Concern with the usefulness of a history degree has been a long time coming, and occupies the mind of high school seniors and their parents as they look towards college.  Families fret about new economic realities, including unemployment amongst recent graduates and huge student debts. Traditionally many viewed a history degree as a common avenue into law school, but now law schools are shrinking in the face of declining demand. New York Times columnist, Frank Bruni, in a piece entitled The Imperiled Promise of College, recently highlighted these concerns.  Bruni pointed out that according to an Associated Press analysis of data from 2011, 53.6 percent of college graduates under the age of 25 were unemployed or, if they were lucky, merely underemployed, which means they were in jobs for which their degrees weren’t necessary.

 

No wonder then that many students feel compelled to set aside their love of history and consider more practical fields as they look towards college – Stanford, with one of the top departments in the country, now only graduates about 70 history majors a year, and at Yale where history has historically been one of the most popular majors, the number of history degrees granted fell from 217 to 131 in the last ten years.

 

Bruni is indeed right in cautioning students that hard economic times require them to be thoughtful, flexible and proactive as they think about their education.
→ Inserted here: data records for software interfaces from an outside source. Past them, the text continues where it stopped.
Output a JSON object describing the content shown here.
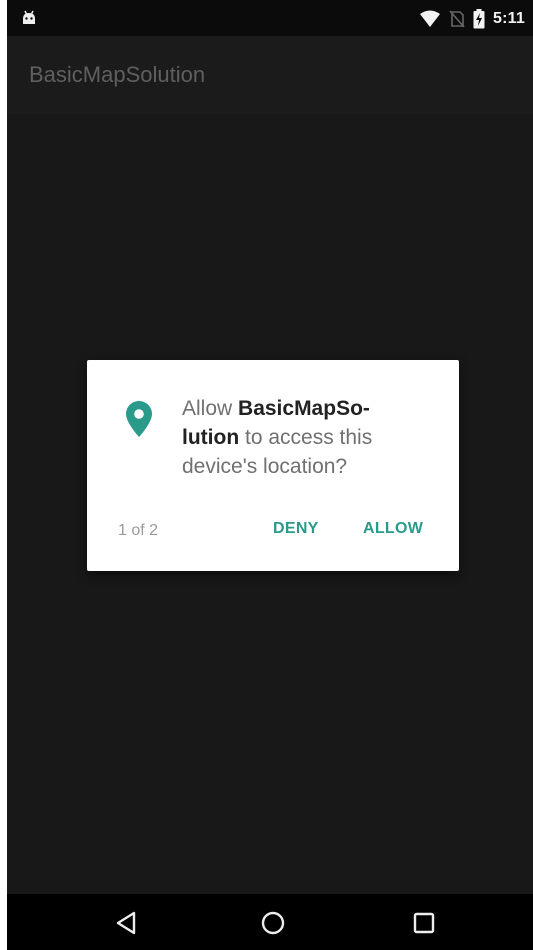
{
  "status_bar": {
    "time": "5:11",
    "left_icon": "android-notification-icon",
    "right_icons": [
      "wifi-icon",
      "no-sim-icon",
      "battery-charging-icon"
    ]
  },
  "app_bar": {
    "title": "BasicMapSolution"
  },
  "dialog": {
    "icon": "location-pin-icon",
    "message_prefix": "Allow ",
    "message_app_line1": "BasicMapSo-",
    "message_app_line2": "lution",
    "message_suffix": " to access this device's location?",
    "counter": "1 of 2",
    "deny_label": "DENY",
    "allow_label": "ALLOW"
  },
  "nav_bar": {
    "buttons": [
      "back-icon",
      "home-icon",
      "recents-icon"
    ]
  },
  "colors": {
    "accent": "#2a9a8a",
    "background": "#181818",
    "status_bar": "#0b0b0b",
    "nav_bar": "#000000"
  }
}
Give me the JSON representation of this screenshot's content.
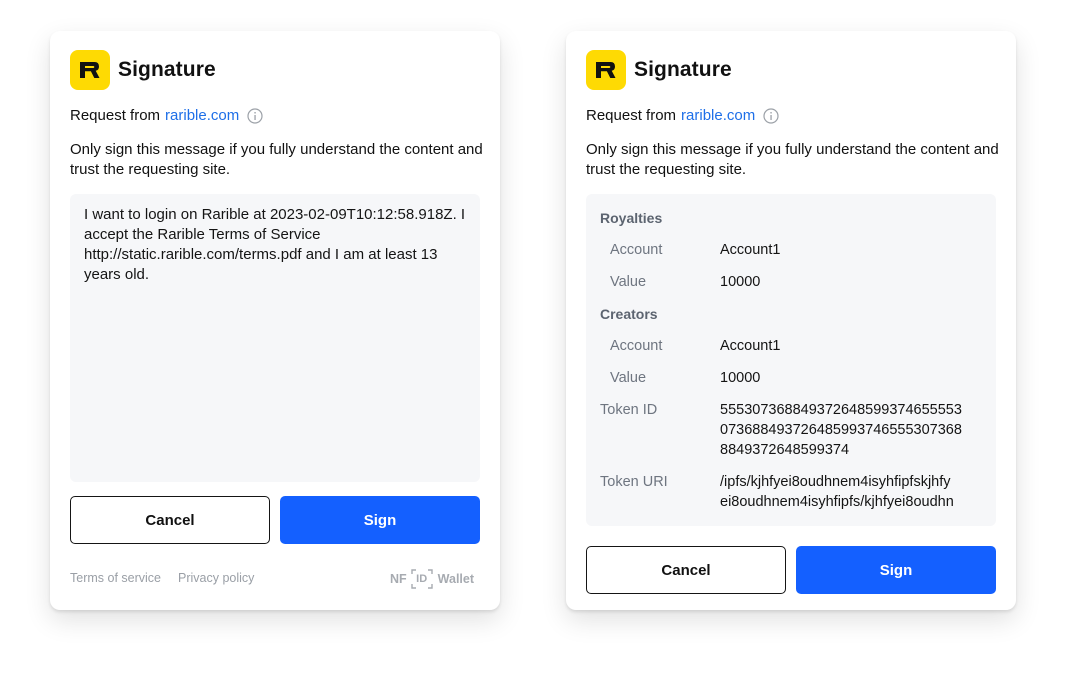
{
  "colors": {
    "brand_yellow": "#FEDA03",
    "link": "#1E6FE8",
    "primary": "#1460FF",
    "panel_bg": "#F6F7F9"
  },
  "left": {
    "title": "Signature",
    "request_prefix": "Request from",
    "request_site": "rarible.com",
    "warning": "Only sign this message if you fully understand the content and trust the requesting site.",
    "message": "I want to login on Rarible at 2023-02-09T10:12:58.918Z. I accept the Rarible Terms of Service http://static.rarible.com/terms.pdf and I am at least 13 years old.",
    "cancel_label": "Cancel",
    "sign_label": "Sign",
    "footer": {
      "terms": "Terms of service",
      "privacy": "Privacy policy",
      "brand_nf": "NF",
      "brand_id": "ID",
      "brand_wallet": "Wallet"
    }
  },
  "right": {
    "title": "Signature",
    "request_prefix": "Request from",
    "request_site": "rarible.com",
    "warning": "Only sign this message if you fully understand the content and trust the requesting site.",
    "royalties": {
      "title": "Royalties",
      "account_label": "Account",
      "account_value": "Account1",
      "value_label": "Value",
      "value_value": "10000"
    },
    "creators": {
      "title": "Creators",
      "account_label": "Account",
      "account_value": "Account1",
      "value_label": "Value",
      "value_value": "10000"
    },
    "token_id_label": "Token ID",
    "token_id_lines": [
      "555307368849372648599374655553",
      "073688493726485993746555307368",
      "8849372648599374"
    ],
    "token_uri_label": "Token URI",
    "token_uri_lines": [
      "/ipfs/kjhfyei8oudhnem4isyhfipfskjhfy",
      "ei8oudhnem4isyhfipfs/kjhfyei8oudhn"
    ],
    "cancel_label": "Cancel",
    "sign_label": "Sign"
  }
}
But students who love history and would like to study it in college, should not despair either!  If the problem with a history degree is that it does not come with a technical expertise that will ensure a job – like a degree in engineering or nursing may – that flexibility is also an asset.  As that panel at Rice confirmed, countless history majors are still leaving college to find interesting, productive and steady careers in an astonishing diversity of careers, as they always have: in politics and law, entertainment and news (Edward Norton, Steve Carrell, Sacha Baron Cohen), writing (Malcolm Gladwell) and business (Chris Hughes, a founder of Facebook).

 

This is surprising only to those who remember history as the mindless memorization inflicted by Mrs. Smith on their fifth grade class.  In college, history students learn to gather, analyze and interpret conflicting evidence.  They construct arguments that fit the evidence, study change over time, and learn to communicate all of that with good writing. There are few profession in which demand for these skills – research, critical and constructive analysis, and the ability to communicate well – is not at a premium. In fact, William Sullivan, a senior scholar at the Carnegie Foundation for the Advancement of Teaching, argues that narrow pre-professional programs, ” do not give students the depth they need to be morally engaged citizens and intellectually agile workers.”  An undergraduate degree in history, on the other hand, will give students, whatever their future careers, exactly that kind of flexibility and critical judgment.  Look at the list that the recent SUES committee on undergraduate education at Stanford identified as important skills that Stanford students ought to gain during their time on the Farm: “the capacity to communicate, critical thinking, aesthetic and interpretive judgment; formal and quantitative reason­ing skills; an ability to think historically; facility in both sci­entific and social scientific analysis, including the abilities to formulate and test hypotheses, assess data, and weigh competing theories; and, last but not least, a rich capacity for creative expression, in whatever domain or field.”

 

Why do we still need students to study history?  According to the American Historical Association, it is how we “gain access to the laboratory of human experience.”  Whether a student wants to become a businessman who needs to understand China’s position on international trade, a teacher in high school, a researcher for a think tank on social policy, a government employee or an online journalist, studying history will impart useful knowledge and strong analytical and communication skills.  And in a rapidly changing world, the study of history will above all give students the flexibility and adaptability to keep up the pace.